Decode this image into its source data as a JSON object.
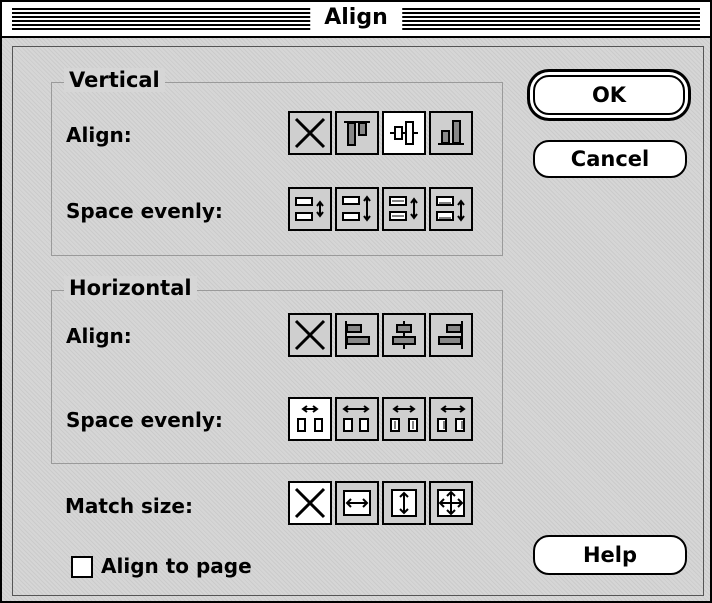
{
  "dialog": {
    "title": "Align"
  },
  "vertical": {
    "group_title": "Vertical",
    "align_label": "Align:",
    "space_label": "Space evenly:",
    "align_icons": [
      "none-icon",
      "align-top-icon",
      "align-middle-icon",
      "align-bottom-icon"
    ],
    "space_icons": [
      "space-vertical-centers-icon",
      "space-vertical-top-icon",
      "space-vertical-center-icon",
      "space-vertical-bottom-icon"
    ],
    "selected_align": "align-middle-icon"
  },
  "horizontal": {
    "group_title": "Horizontal",
    "align_label": "Align:",
    "space_label": "Space evenly:",
    "align_icons": [
      "none-icon",
      "align-left-icon",
      "align-center-icon",
      "align-right-icon"
    ],
    "space_icons": [
      "space-horizontal-centers-icon",
      "space-horizontal-left-icon",
      "space-horizontal-center-icon",
      "space-horizontal-right-icon"
    ],
    "selected_space": "space-horizontal-centers-icon"
  },
  "match_size": {
    "label": "Match size:",
    "icons": [
      "none-icon",
      "match-width-icon",
      "match-height-icon",
      "match-both-icon"
    ],
    "selected": "none-icon"
  },
  "align_to_page": {
    "label": "Align to page",
    "checked": false
  },
  "buttons": {
    "ok": "OK",
    "cancel": "Cancel",
    "help": "Help"
  }
}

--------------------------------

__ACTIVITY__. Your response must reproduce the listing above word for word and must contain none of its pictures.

__FINAL ANSWER__.
Decode this image into its source data as a JSON object.
{
  "dialog": {
    "title": "Align"
  },
  "vertical": {
    "group_title": "Vertical",
    "align_label": "Align:",
    "space_label": "Space evenly:",
    "align_icons": [
      "none-icon",
      "align-top-icon",
      "align-middle-icon",
      "align-bottom-icon"
    ],
    "space_icons": [
      "space-vertical-centers-icon",
      "space-vertical-top-icon",
      "space-vertical-center-icon",
      "space-vertical-bottom-icon"
    ],
    "selected_align": "align-middle-icon"
  },
  "horizontal": {
    "group_title": "Horizontal",
    "align_label": "Align:",
    "space_label": "Space evenly:",
    "align_icons": [
      "none-icon",
      "align-left-icon",
      "align-center-icon",
      "align-right-icon"
    ],
    "space_icons": [
      "space-horizontal-centers-icon",
      "space-horizontal-left-icon",
      "space-horizontal-center-icon",
      "space-horizontal-right-icon"
    ],
    "selected_space": "space-horizontal-centers-icon"
  },
  "match_size": {
    "label": "Match size:",
    "icons": [
      "none-icon",
      "match-width-icon",
      "match-height-icon",
      "match-both-icon"
    ],
    "selected": "none-icon"
  },
  "align_to_page": {
    "label": "Align to page",
    "checked": false
  },
  "buttons": {
    "ok": "OK",
    "cancel": "Cancel",
    "help": "Help"
  }
}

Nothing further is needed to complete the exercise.